**EXERCISE REQUIREMENTS:**
Your response should contain every line from the data below that holds the string "title".

**RECORDS FOR THIS EXERCISE:**
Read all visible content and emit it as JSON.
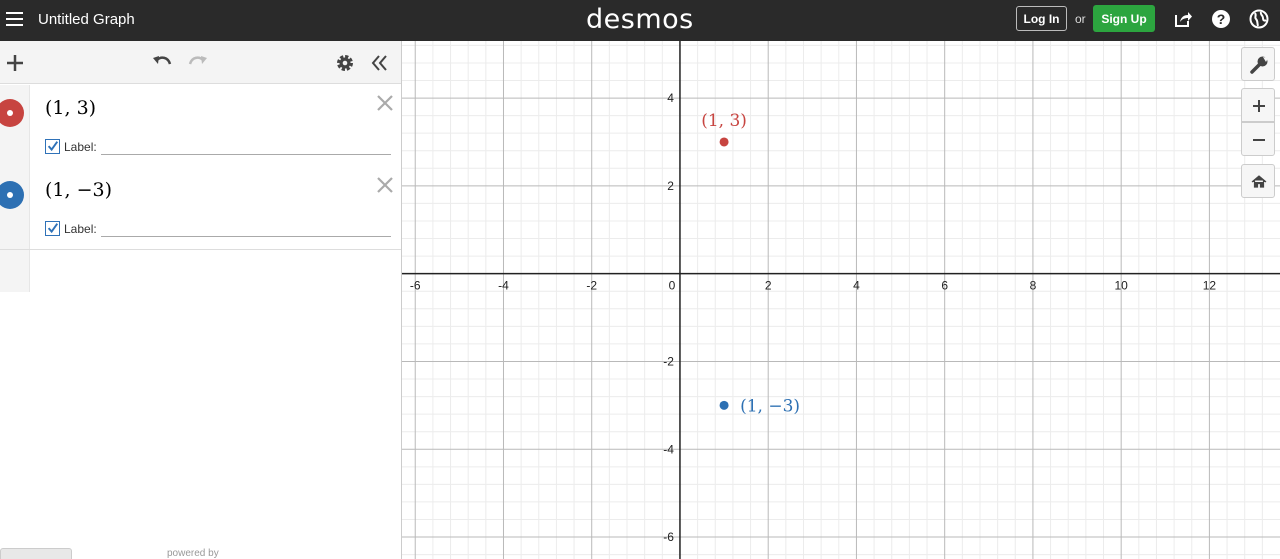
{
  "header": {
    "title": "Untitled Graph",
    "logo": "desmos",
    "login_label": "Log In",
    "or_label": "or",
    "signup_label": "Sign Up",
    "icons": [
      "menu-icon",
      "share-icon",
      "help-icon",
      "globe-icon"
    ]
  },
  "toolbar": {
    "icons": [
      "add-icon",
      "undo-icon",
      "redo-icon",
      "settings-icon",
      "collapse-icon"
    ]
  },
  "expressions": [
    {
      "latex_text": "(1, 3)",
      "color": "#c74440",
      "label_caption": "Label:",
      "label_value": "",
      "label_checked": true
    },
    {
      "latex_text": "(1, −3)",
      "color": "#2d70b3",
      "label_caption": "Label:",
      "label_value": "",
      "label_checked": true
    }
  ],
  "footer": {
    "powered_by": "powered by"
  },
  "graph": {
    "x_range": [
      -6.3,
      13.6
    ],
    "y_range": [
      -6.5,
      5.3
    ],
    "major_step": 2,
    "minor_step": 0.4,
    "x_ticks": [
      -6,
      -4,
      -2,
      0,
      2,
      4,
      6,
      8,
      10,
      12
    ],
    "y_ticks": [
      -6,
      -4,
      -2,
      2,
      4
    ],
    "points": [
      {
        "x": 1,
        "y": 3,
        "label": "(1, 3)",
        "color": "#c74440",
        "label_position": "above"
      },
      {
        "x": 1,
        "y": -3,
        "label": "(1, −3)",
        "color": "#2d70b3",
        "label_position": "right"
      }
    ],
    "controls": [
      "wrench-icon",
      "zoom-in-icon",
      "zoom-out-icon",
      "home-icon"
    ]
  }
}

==

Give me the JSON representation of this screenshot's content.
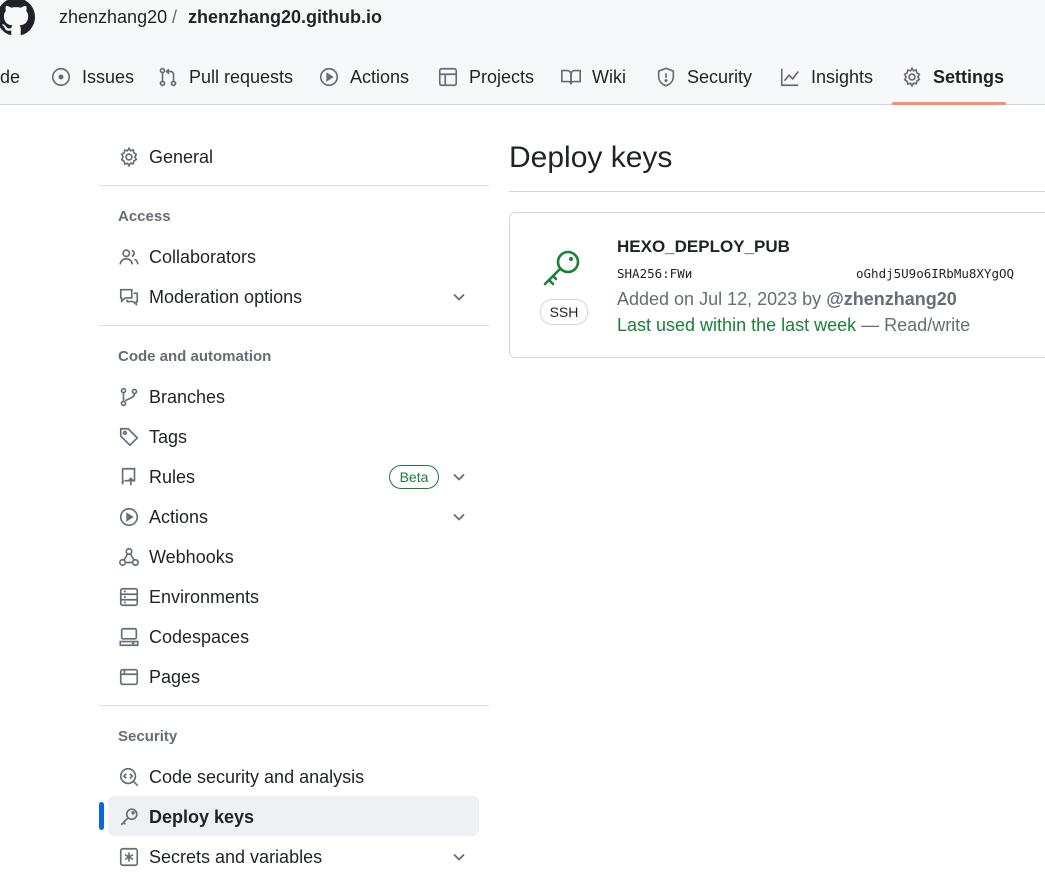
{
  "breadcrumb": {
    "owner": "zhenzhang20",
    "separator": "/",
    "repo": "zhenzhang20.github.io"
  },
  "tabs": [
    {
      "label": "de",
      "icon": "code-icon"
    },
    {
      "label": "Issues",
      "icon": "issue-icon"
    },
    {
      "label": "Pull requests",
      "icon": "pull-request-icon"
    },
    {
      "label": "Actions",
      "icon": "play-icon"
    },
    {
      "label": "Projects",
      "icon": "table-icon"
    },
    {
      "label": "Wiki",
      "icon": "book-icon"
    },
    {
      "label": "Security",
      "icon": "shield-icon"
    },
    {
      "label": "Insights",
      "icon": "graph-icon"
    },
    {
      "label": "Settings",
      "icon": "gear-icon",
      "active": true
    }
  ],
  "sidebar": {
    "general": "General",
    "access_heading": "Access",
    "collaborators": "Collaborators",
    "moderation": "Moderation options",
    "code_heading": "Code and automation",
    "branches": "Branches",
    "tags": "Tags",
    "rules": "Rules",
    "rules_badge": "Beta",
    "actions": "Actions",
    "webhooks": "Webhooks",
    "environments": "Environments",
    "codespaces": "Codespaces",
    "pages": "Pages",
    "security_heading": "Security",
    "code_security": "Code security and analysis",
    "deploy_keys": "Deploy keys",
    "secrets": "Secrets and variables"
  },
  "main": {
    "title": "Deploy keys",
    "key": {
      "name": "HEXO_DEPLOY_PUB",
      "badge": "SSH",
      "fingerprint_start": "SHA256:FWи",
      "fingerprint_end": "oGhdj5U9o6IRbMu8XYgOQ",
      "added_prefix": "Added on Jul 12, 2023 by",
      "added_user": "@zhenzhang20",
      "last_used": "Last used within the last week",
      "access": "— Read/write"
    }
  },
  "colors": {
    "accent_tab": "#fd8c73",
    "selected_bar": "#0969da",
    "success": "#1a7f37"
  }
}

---

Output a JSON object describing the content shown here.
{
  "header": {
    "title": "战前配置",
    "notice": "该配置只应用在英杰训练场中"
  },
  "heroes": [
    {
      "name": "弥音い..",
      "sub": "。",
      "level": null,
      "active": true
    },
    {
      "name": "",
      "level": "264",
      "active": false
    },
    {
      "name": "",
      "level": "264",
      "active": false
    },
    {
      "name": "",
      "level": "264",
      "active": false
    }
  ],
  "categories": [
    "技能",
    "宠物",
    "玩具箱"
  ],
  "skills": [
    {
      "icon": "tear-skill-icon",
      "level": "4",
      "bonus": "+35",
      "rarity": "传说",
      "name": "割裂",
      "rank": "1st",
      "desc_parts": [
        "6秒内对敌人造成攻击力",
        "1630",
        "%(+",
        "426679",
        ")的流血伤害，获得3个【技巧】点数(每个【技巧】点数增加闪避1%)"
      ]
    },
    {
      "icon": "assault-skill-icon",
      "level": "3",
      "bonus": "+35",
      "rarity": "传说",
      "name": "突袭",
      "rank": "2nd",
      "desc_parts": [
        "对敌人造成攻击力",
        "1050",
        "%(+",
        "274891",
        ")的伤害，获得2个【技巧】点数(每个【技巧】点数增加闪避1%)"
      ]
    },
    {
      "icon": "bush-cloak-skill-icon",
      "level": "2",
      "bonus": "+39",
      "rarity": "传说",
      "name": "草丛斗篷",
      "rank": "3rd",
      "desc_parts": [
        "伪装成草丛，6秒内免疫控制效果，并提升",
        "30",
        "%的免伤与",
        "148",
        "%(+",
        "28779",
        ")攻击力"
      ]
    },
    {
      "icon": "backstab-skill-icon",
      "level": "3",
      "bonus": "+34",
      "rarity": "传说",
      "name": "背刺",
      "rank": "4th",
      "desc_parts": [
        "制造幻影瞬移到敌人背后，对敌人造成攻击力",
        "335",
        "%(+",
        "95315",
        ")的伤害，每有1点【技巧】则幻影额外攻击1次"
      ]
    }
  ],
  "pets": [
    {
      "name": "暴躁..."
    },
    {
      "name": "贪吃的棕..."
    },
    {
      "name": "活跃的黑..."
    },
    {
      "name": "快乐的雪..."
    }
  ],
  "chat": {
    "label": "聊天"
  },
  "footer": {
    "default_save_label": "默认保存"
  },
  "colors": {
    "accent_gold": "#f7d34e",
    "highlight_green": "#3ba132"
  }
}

**ANSWER TO THIS PROBLEM:**
    "title": "Untitled Graph",
    "title": "Deploy keys",
    "title": "战前配置",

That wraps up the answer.